When the words “be healthier” come up, we often think about eating better, doing more exercise, meditating, etc. But there is a way of being healthier that directly relates to how we treat others. Let’s explore:

The regions of the brain that light up when we are kind to someone are the same ones that light up when we receive a gift from someone – giving more biological weight to the phrase, “the gift of giving”. Moreover, your kindness doesn’t just help its recipient, but is also beneficial to you and your mental and physical health. “How?” you may ask. 

Well, when we give society its recommended daily dose of prescription hugs, side effects include reduced fear, anxiety and stress with increased feelings of trust, calm, safety and connectedness due to the release of oxytocin from our brains. Not only that but, biologically, it improves our digestion, reduces inflammation, lowers blood pressure and improves healing. 

These positive by-products can have an overarching ripple effect on our lives in general. Studies show that people who volunteer often see an increase in happiness, life satisfaction, self-esteem, and sense of control over life.
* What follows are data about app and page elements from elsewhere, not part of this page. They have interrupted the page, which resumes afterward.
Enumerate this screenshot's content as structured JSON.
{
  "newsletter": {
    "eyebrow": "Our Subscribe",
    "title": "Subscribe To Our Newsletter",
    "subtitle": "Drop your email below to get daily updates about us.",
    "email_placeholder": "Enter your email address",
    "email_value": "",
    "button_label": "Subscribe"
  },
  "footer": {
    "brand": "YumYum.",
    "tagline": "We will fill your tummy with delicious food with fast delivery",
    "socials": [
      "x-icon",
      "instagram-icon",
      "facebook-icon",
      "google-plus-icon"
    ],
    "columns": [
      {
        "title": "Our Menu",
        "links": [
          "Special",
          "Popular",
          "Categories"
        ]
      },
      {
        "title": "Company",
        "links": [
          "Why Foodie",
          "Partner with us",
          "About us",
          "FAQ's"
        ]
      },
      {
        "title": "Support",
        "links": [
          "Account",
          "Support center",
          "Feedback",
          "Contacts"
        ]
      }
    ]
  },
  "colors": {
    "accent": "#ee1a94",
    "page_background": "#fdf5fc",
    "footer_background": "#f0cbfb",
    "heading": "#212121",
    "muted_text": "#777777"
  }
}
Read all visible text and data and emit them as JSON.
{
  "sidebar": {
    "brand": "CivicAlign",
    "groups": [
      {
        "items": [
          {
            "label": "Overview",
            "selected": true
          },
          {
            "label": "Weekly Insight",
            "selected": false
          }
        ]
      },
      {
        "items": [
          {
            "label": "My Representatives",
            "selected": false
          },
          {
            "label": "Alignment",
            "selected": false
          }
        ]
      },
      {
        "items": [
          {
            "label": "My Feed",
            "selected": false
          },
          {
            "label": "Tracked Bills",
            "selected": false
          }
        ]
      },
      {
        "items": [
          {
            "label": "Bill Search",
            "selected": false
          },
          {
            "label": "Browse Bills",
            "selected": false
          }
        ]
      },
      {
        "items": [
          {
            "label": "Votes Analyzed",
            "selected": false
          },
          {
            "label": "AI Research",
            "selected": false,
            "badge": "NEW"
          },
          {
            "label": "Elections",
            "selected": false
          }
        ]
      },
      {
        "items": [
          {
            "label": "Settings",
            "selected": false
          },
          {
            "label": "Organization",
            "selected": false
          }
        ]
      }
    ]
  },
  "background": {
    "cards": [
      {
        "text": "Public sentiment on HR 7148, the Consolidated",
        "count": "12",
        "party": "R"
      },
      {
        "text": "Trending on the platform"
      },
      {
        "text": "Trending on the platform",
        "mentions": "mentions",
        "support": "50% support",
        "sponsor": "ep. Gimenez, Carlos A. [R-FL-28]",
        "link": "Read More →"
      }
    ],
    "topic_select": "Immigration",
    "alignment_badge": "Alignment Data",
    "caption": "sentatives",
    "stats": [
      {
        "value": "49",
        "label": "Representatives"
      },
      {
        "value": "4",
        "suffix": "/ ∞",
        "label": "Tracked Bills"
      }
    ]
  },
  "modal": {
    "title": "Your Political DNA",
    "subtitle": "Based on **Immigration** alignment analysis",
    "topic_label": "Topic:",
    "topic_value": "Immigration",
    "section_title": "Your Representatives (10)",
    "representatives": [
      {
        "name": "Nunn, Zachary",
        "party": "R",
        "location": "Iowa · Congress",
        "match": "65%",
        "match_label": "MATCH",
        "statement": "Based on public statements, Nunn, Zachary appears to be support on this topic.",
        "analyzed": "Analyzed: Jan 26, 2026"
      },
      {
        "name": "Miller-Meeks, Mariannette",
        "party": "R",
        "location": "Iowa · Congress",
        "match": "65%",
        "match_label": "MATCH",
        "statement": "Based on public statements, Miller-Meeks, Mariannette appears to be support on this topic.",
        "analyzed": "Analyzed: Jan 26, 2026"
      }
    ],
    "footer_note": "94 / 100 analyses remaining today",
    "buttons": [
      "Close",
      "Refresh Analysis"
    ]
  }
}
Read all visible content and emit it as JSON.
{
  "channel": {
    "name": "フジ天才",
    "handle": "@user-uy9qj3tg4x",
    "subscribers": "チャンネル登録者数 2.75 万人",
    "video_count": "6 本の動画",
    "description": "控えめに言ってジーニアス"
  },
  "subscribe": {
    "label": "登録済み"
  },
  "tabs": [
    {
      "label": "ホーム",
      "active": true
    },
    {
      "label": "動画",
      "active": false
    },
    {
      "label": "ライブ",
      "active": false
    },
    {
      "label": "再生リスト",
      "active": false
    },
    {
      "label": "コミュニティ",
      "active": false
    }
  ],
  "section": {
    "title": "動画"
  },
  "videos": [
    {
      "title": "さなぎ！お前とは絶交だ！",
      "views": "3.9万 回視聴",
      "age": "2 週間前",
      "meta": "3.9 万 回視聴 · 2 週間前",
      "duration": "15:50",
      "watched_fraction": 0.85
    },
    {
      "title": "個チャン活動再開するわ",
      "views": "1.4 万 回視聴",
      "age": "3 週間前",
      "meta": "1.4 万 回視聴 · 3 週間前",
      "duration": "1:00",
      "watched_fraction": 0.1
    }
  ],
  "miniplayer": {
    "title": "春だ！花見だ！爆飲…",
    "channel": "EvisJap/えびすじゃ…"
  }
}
With that being said, go out there and look after yourself by looking after others. Whether you volunteer somewhere, donate clothes, food, money or blood. The more acts of kindness you perform, the more you benefit. Here’s Botlhale Tshetlo’s kindness journey and how it benefitted her: